(Task details)
Every line below that has the string "date" adds one to the count. Give that count by itself.

Records from a dataset:
****************

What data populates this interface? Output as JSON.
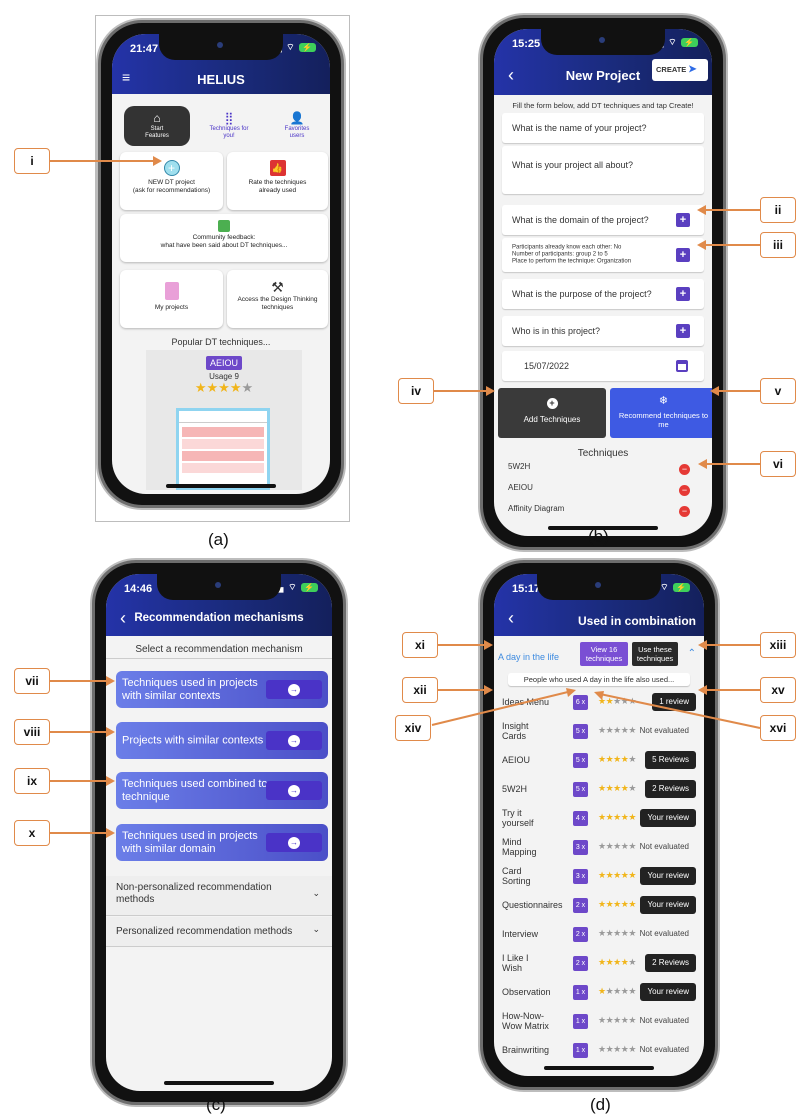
{
  "panels": {
    "a": "(a)",
    "b": "(b)",
    "c": "(c)",
    "d": "(d)"
  },
  "callouts": {
    "i": "i",
    "ii": "ii",
    "iii": "iii",
    "iv": "iv",
    "v": "v",
    "vi": "vi",
    "vii": "vii",
    "viii": "viii",
    "ix": "ix",
    "x": "x",
    "xi": "xi",
    "xii": "xii",
    "xiii": "xiii",
    "xiv": "xiv",
    "xv": "xv",
    "xvi": "xvi"
  },
  "screen_a": {
    "time": "21:47",
    "title": "HELIUS",
    "tabs": [
      "Start\nFeatures",
      "Techniques for\nyou!",
      "Favorites\nusers"
    ],
    "cards": {
      "new_project": "NEW DT project\n(ask for recommendations)",
      "rate": "Rate the techniques\nalready used",
      "community": "Community feedback:\nwhat have been said about DT techniques...",
      "my_projects": "My projects",
      "access": "Access the Design Thinking\ntechniques"
    },
    "popular_title": "Popular DT techniques...",
    "popular_name": "AEIOU",
    "popular_usage": "Usage 9",
    "popular_stars": 4
  },
  "screen_b": {
    "time": "15:25",
    "title": "New Project",
    "create": "CREATE",
    "hint": "Fill the form below, add DT techniques and tap Create!",
    "fields": {
      "name": "What is the name of your project?",
      "about": "What is your project all about?",
      "domain": "What is the domain of the project?",
      "participants": "Participants already know each other: No\nNumber of participants: group 2 to 5\nPlace to perform the technique: Organization",
      "purpose": "What is the purpose of the project?",
      "who": "Who is in this project?",
      "date": "15/07/2022"
    },
    "add_btn": "Add Techniques",
    "recommend_btn": "Recommend techniques to me",
    "techniques_title": "Techniques",
    "techniques": [
      "5W2H",
      "AEIOU",
      "Affinity Diagram"
    ]
  },
  "screen_c": {
    "time": "14:46",
    "title": "Recommendation mechanisms",
    "subtitle": "Select a recommendation mechanism",
    "mechanisms": [
      "Techniques used in projects with similar contexts",
      "Projects with similar contexts",
      "Techniques used combined to a technique",
      "Techniques used in projects with similar domain"
    ],
    "accordions": [
      "Non-personalized recommendation methods",
      "Personalized recommendation methods"
    ]
  },
  "screen_d": {
    "time": "15:17",
    "title": "Used in combination",
    "selected": "A day in the life",
    "view_btn": "View 16 techniques",
    "use_btn": "Use these techniques",
    "caption": "People who used A day in the life also used...",
    "rows": [
      {
        "name": "Ideas Menu",
        "count": "6 x",
        "stars": 2,
        "review": "1 review",
        "dark": true
      },
      {
        "name": "Insight Cards",
        "count": "5 x",
        "stars": 0,
        "review": "Not evaluated",
        "dark": false
      },
      {
        "name": "AEIOU",
        "count": "5 x",
        "stars": 4,
        "review": "5 Reviews",
        "dark": true
      },
      {
        "name": "5W2H",
        "count": "5 x",
        "stars": 4,
        "review": "2 Reviews",
        "dark": true
      },
      {
        "name": "Try it yourself",
        "count": "4 x",
        "stars": 5,
        "review": "Your review",
        "dark": true
      },
      {
        "name": "Mind Mapping",
        "count": "3 x",
        "stars": 0,
        "review": "Not evaluated",
        "dark": false
      },
      {
        "name": "Card Sorting",
        "count": "3 x",
        "stars": 5,
        "review": "Your review",
        "dark": true
      },
      {
        "name": "Questionnaires",
        "count": "2 x",
        "stars": 5,
        "review": "Your review",
        "dark": true
      },
      {
        "name": "Interview",
        "count": "2 x",
        "stars": 0,
        "review": "Not evaluated",
        "dark": false
      },
      {
        "name": "I Like I Wish",
        "count": "2 x",
        "stars": 4,
        "review": "2 Reviews",
        "dark": true
      },
      {
        "name": "Observation",
        "count": "1 x",
        "stars": 1,
        "review": "Your review",
        "dark": true
      },
      {
        "name": "How-Now-Wow Matrix",
        "count": "1 x",
        "stars": 0,
        "review": "Not evaluated",
        "dark": false
      },
      {
        "name": "Brainwriting",
        "count": "1 x",
        "stars": 0,
        "review": "Not evaluated",
        "dark": false
      }
    ]
  }
}
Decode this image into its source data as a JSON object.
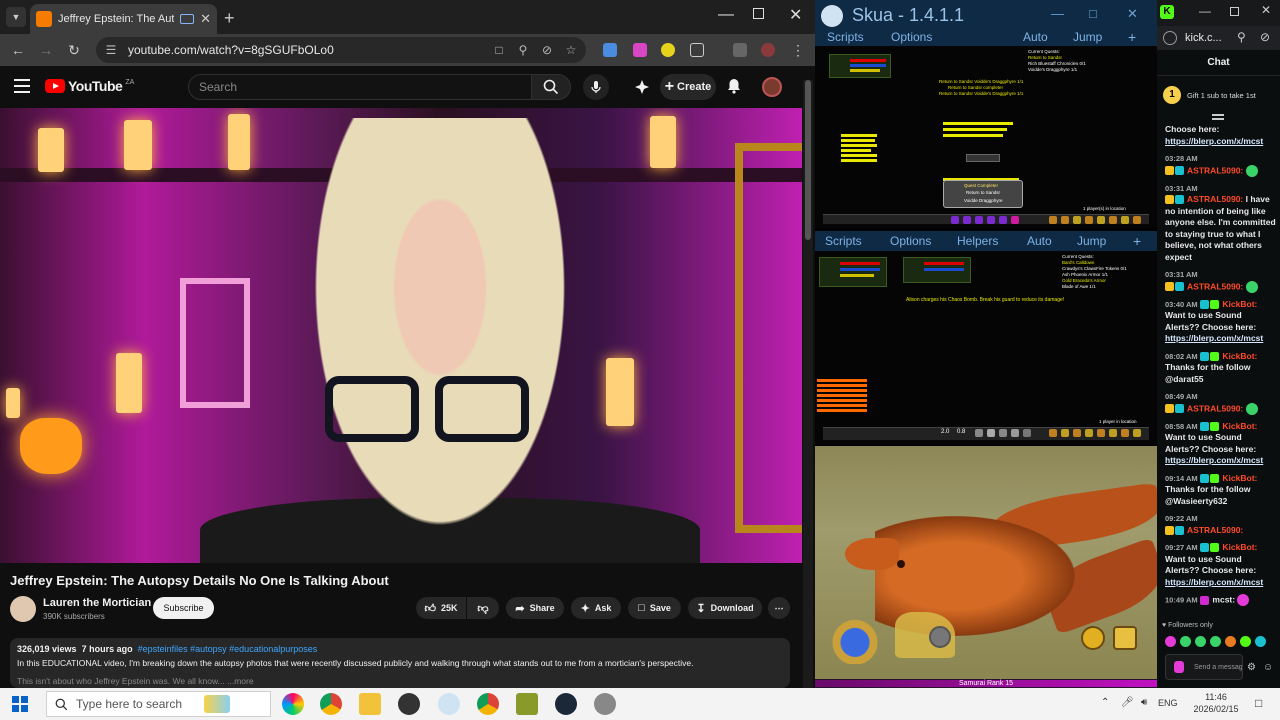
{
  "browser": {
    "tab_title": "Jeffrey Epstein: The Autopsy",
    "url": "youtube.com/watch?v=8gSGUFbOLo0"
  },
  "youtube": {
    "logo_text": "YouTube",
    "logo_country": "ZA",
    "search_placeholder": "Search",
    "create_label": "Create",
    "video_title": "Jeffrey Epstein: The Autopsy Details No One Is Talking About",
    "channel_name": "Lauren the Mortician",
    "channel_subs": "390K subscribers",
    "subscribe_label": "Subscribe",
    "like_count": "25K",
    "share_label": "Share",
    "ask_label": "Ask",
    "save_label": "Save",
    "download_label": "Download",
    "views": "326,019 views",
    "posted": "7 hours ago",
    "tags": "#epsteinfiles #autopsy #educationalpurposes",
    "description": "In this EDUCATIONAL video, I'm breaking down the autopsy photos that were recently discussed publicly and walking through what stands out to me from a mortician's perspective.",
    "description_more": "This isn't about who Jeffrey Epstein was. We all know... ...more"
  },
  "skua": {
    "title": "Skua - 1.4.1.1",
    "menu1": {
      "scripts": "Scripts",
      "options": "Options",
      "auto": "Auto",
      "jump": "Jump",
      "plus": "+"
    },
    "menu2": {
      "scripts": "Scripts",
      "options": "Options",
      "helpers": "Helpers",
      "auto": "Auto",
      "jump": "Jump",
      "plus": "+"
    },
    "panel1_quests_title": "Current Quests:",
    "panel1_quest1": "Return to Sandsr",
    "panel1_quest2": "Rich Bluestaff Chronicles 0/1",
    "panel1_quest3": "Voidde's Draggphyre 1/1",
    "panel1_center1": "Return to Sandsr Voidde's Draggphyre 1/1",
    "panel1_center2": "Return to Sandsr complete!",
    "panel1_center3": "Return to Sandsr Voidde's Draggphyre 1/1",
    "panel1_quest_complete": "Quest Complete!",
    "panel1_quest_complete_name": "Return to Sandsr",
    "panel1_reward": "Voidde Draggphyre",
    "panel1_players": "1 player(s) in location",
    "panel2_quests_title": "Current Quests:",
    "panel2_quest1": "Bard's Calldown",
    "panel2_quest2": "Crawdys's ClawsFire Tokens 0/1",
    "panel2_quest3": "Ash Phoenix Armor 1/1",
    "panel2_quest4": "Gold Braceda's Armor",
    "panel2_quest5": "Blade of Awe 1/1",
    "panel2_center": "Alison charges his Chaos Bomb. Break his guard to reduce its damage!",
    "panel2_players": "1 player in location",
    "panel2_num1": "2.0",
    "panel2_num2": "0.8",
    "rank_label": "Samurai Rank 15",
    "rank_fraction": 1.0
  },
  "kick": {
    "url": "kick.c...",
    "chat_header": "Chat",
    "gift_text": "Gift 1 sub to take 1st",
    "messages": [
      {
        "time": "",
        "user": "",
        "text": "Choose here:",
        "link": "https://blerp.com/x/mcst"
      },
      {
        "time": "03:28 AM",
        "user": "ASTRAL5090:",
        "text": "",
        "link": ""
      },
      {
        "time": "03:31 AM",
        "user": "ASTRAL5090:",
        "text": "I have no intention of being like anyone else. I'm committed to staying true to what I believe, not what others expect",
        "link": ""
      },
      {
        "time": "03:31 AM",
        "user": "ASTRAL5090:",
        "text": "",
        "link": ""
      },
      {
        "time": "03:40 AM",
        "user": "KickBot:",
        "text": "Want to use Sound Alerts?? Choose here:",
        "link": "https://blerp.com/x/mcst"
      },
      {
        "time": "08:02 AM",
        "user": "KickBot:",
        "text": "Thanks for the follow @darat55",
        "link": ""
      },
      {
        "time": "08:49 AM",
        "user": "ASTRAL5090:",
        "text": "",
        "link": ""
      },
      {
        "time": "08:58 AM",
        "user": "KickBot:",
        "text": "Want to use Sound Alerts?? Choose here:",
        "link": "https://blerp.com/x/mcst"
      },
      {
        "time": "09:14 AM",
        "user": "KickBot:",
        "text": "Thanks for the follow @Wasieerty632",
        "link": ""
      },
      {
        "time": "09:22 AM",
        "user": "ASTRAL5090:",
        "text": "",
        "link": ""
      },
      {
        "time": "09:27 AM",
        "user": "KickBot:",
        "text": "Want to use Sound Alerts?? Choose here:",
        "link": "https://blerp.com/x/mcst"
      },
      {
        "time": "10:49 AM",
        "user": "mcst:",
        "text": "",
        "link": ""
      }
    ],
    "followers_only": "Followers only",
    "send_placeholder": "Send a message"
  },
  "taskbar": {
    "search_placeholder": "Type here to search",
    "language": "ENG",
    "time": "11:46",
    "date": "2026/02/15"
  },
  "colors": {
    "youtube_red": "#ff0000",
    "kick_green": "#53fc18",
    "skua_blue": "#0f2a45",
    "link_blue": "#3ea6ff"
  }
}
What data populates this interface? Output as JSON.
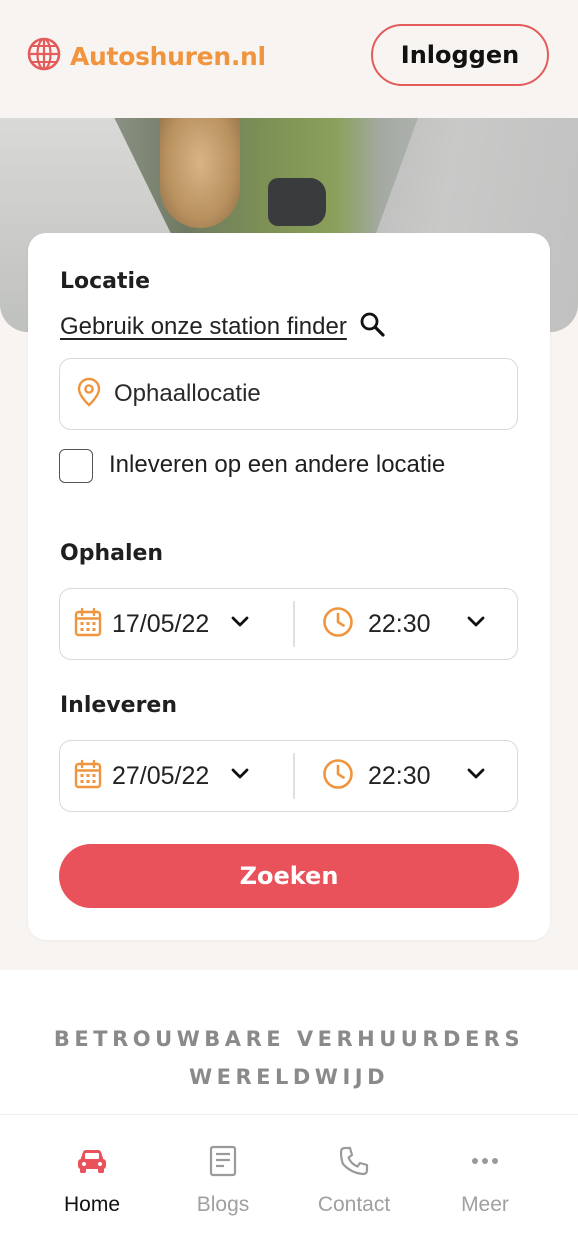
{
  "header": {
    "brand": "Autoshuren.nl",
    "login_label": "Inloggen"
  },
  "search_form": {
    "location_label": "Locatie",
    "station_finder_link": "Gebruik onze station finder",
    "pickup_location_placeholder": "Ophaallocatie",
    "different_return_label": "Inleveren op een andere locatie",
    "different_return_checked": false,
    "pickup": {
      "label": "Ophalen",
      "date": "17/05/22",
      "time": "22:30"
    },
    "return": {
      "label": "Inleveren",
      "date": "27/05/22",
      "time": "22:30"
    },
    "search_button": "Zoeken"
  },
  "tagline": {
    "line1": "BETROUWBARE VERHUURDERS",
    "line2": "WERELDWIJD"
  },
  "bottom_nav": {
    "items": [
      {
        "label": "Home",
        "icon": "car-icon",
        "active": true
      },
      {
        "label": "Blogs",
        "icon": "document-icon",
        "active": false
      },
      {
        "label": "Contact",
        "icon": "phone-icon",
        "active": false
      },
      {
        "label": "Meer",
        "icon": "more-icon",
        "active": false
      }
    ]
  },
  "colors": {
    "brand_orange": "#f0953f",
    "accent_red": "#e9525a",
    "background": "#f8f4f1"
  }
}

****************

(Your solution)
4